What needs to be done: In this material, which lines include the string "HopsMessageHeader"? Show them.

Input material:
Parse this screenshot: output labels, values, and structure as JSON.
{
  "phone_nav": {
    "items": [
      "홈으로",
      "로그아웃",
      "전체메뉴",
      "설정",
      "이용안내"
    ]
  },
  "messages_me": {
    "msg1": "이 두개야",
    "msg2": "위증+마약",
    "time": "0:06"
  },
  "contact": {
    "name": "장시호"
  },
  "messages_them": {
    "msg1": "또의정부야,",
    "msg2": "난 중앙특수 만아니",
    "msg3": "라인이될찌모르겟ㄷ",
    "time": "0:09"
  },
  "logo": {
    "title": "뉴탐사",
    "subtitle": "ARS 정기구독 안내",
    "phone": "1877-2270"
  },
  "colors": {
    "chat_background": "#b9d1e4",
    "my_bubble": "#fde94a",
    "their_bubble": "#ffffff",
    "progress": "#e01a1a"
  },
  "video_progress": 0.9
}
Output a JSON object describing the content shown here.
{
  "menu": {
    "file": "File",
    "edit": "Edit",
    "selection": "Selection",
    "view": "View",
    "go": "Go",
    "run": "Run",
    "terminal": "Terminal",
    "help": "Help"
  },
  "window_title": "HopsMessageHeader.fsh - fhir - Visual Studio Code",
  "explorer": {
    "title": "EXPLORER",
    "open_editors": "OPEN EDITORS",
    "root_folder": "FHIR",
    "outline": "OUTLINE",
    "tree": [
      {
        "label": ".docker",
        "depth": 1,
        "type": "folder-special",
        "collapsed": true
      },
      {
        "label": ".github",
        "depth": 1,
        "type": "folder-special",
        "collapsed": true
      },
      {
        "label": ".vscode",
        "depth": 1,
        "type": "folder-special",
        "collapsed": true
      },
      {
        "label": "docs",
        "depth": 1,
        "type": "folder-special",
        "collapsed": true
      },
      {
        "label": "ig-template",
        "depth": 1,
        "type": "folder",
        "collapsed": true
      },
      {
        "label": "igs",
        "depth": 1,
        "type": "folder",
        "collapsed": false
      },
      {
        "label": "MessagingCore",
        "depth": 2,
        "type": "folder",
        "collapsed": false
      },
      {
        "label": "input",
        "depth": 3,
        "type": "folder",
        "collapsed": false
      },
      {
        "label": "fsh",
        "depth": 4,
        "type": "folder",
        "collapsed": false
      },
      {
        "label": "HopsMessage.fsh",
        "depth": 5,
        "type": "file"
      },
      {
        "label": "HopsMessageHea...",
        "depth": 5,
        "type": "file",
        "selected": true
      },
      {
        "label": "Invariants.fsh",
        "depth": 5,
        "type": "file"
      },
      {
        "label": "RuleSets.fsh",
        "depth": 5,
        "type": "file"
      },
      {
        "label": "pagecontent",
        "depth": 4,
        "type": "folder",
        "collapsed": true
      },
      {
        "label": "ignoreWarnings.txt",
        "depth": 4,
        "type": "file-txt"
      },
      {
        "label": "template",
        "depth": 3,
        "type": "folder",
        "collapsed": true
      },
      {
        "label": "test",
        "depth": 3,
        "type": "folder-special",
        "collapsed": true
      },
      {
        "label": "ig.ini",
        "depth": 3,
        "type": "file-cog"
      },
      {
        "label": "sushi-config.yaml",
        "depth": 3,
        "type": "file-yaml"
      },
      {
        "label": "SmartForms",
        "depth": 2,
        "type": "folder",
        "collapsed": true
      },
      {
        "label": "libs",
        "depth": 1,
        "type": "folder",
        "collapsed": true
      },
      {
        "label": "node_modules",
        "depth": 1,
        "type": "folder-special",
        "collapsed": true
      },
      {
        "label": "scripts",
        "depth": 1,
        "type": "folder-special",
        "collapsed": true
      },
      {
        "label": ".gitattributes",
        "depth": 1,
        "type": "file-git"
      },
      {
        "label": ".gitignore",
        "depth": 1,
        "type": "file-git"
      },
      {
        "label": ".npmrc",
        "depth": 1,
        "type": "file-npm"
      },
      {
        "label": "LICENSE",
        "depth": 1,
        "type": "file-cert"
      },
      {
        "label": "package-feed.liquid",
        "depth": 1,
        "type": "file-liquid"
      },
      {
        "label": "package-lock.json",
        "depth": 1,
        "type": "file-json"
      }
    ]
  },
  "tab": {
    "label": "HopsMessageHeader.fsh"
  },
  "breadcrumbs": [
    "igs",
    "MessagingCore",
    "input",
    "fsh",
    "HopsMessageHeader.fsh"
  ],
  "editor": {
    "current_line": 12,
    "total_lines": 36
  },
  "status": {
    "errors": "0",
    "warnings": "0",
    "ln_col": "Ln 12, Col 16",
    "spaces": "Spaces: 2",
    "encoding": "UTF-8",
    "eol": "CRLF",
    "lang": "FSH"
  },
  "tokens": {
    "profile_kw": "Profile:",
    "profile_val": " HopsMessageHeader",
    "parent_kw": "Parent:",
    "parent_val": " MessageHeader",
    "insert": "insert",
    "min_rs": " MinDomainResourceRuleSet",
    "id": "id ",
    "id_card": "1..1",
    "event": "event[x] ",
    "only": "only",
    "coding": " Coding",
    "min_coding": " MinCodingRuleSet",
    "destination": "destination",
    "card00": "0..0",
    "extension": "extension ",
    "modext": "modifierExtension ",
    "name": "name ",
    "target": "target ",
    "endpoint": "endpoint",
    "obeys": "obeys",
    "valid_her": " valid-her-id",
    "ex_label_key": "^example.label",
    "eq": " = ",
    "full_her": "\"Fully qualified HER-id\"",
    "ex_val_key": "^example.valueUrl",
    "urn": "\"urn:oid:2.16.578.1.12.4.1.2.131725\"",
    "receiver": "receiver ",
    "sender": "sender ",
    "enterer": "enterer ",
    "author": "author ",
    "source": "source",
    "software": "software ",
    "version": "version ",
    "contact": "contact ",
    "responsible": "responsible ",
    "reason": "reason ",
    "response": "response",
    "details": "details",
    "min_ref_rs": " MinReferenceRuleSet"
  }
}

Task answer:
  "window_title": "HopsMessageHeader.fsh - fhir - Visual Studio Code",
    "label": "HopsMessageHeader.fsh"
    "HopsMessageHeader.fsh"
    "profile_val": " HopsMessageHeader",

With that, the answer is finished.